Net income fell 62 percent to 11.2 billion rupees ($164 million), or 1.43 rupees a share, for the three months ended Dec. 31, from 29.1 billion rupees, or 3.9 rupees, a year earlier, the Mumbai-based lender said Thursday in an exchange filing. That missed the 33 billion-rupee mean of 29 analyst estimates compiled by Bloomberg.
Chairman Arundhati Bhattacharya is trying to keep soured debt under check after the Reserve Bank of India asked lenders to recognize and make provisions for stressed assets on their books. ICICI Bank Ltd., SBI’s largest private-sector competitor, last month reported the slowest quarterly profit growth in six years after bad-loan provisions surged threefold.
SBI shares fell 1 percent to 157.35 rupees at 1:41 p.m. in Mumbai trading, extending this year’s losses to 30 percent. The S&P BSE India Bankex Index, which tracks 10 lenders, fell 16 percent this year.
The gross bad-loan ratio widened to 5.1 percent from 4.15 percent in the previous quarter. By comparison, HDFC Bank Ltd., India’s most-valuable lender by market capitalization, had a ratio of 0.97 percent.
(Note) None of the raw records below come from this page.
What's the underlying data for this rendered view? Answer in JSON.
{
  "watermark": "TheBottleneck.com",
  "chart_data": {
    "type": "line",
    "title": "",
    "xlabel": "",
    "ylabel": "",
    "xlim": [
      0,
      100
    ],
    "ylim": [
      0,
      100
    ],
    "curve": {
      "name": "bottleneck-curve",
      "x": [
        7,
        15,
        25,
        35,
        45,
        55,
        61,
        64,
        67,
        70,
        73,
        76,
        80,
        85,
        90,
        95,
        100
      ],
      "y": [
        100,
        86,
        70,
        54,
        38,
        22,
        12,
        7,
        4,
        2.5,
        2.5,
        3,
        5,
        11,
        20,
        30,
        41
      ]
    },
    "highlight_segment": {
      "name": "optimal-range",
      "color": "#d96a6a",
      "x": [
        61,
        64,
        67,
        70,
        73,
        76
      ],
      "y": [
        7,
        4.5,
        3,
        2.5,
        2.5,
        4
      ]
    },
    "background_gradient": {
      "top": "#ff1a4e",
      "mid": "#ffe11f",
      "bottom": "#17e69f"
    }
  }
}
Provisions SBI made for soured debt in the latest quarter almost doubled to 76.4 billion from the period ended in September.
In December, Reserve Bank of India Governor Raghuram Rajan set lenders a March 2017 deadline to clean up their balance sheets. The proportion of Indian banks’ stressed assets, which include restructured and soured loans, to total advances surged to a 14-year high of 11.3 percent as of Sept. 30, data compiled by RBI show.
SBI’s capital-adequacy ratio stood at 12.45 percent, the filingsshowed, compared with a requirement of at least 9 percent under Basel III rules.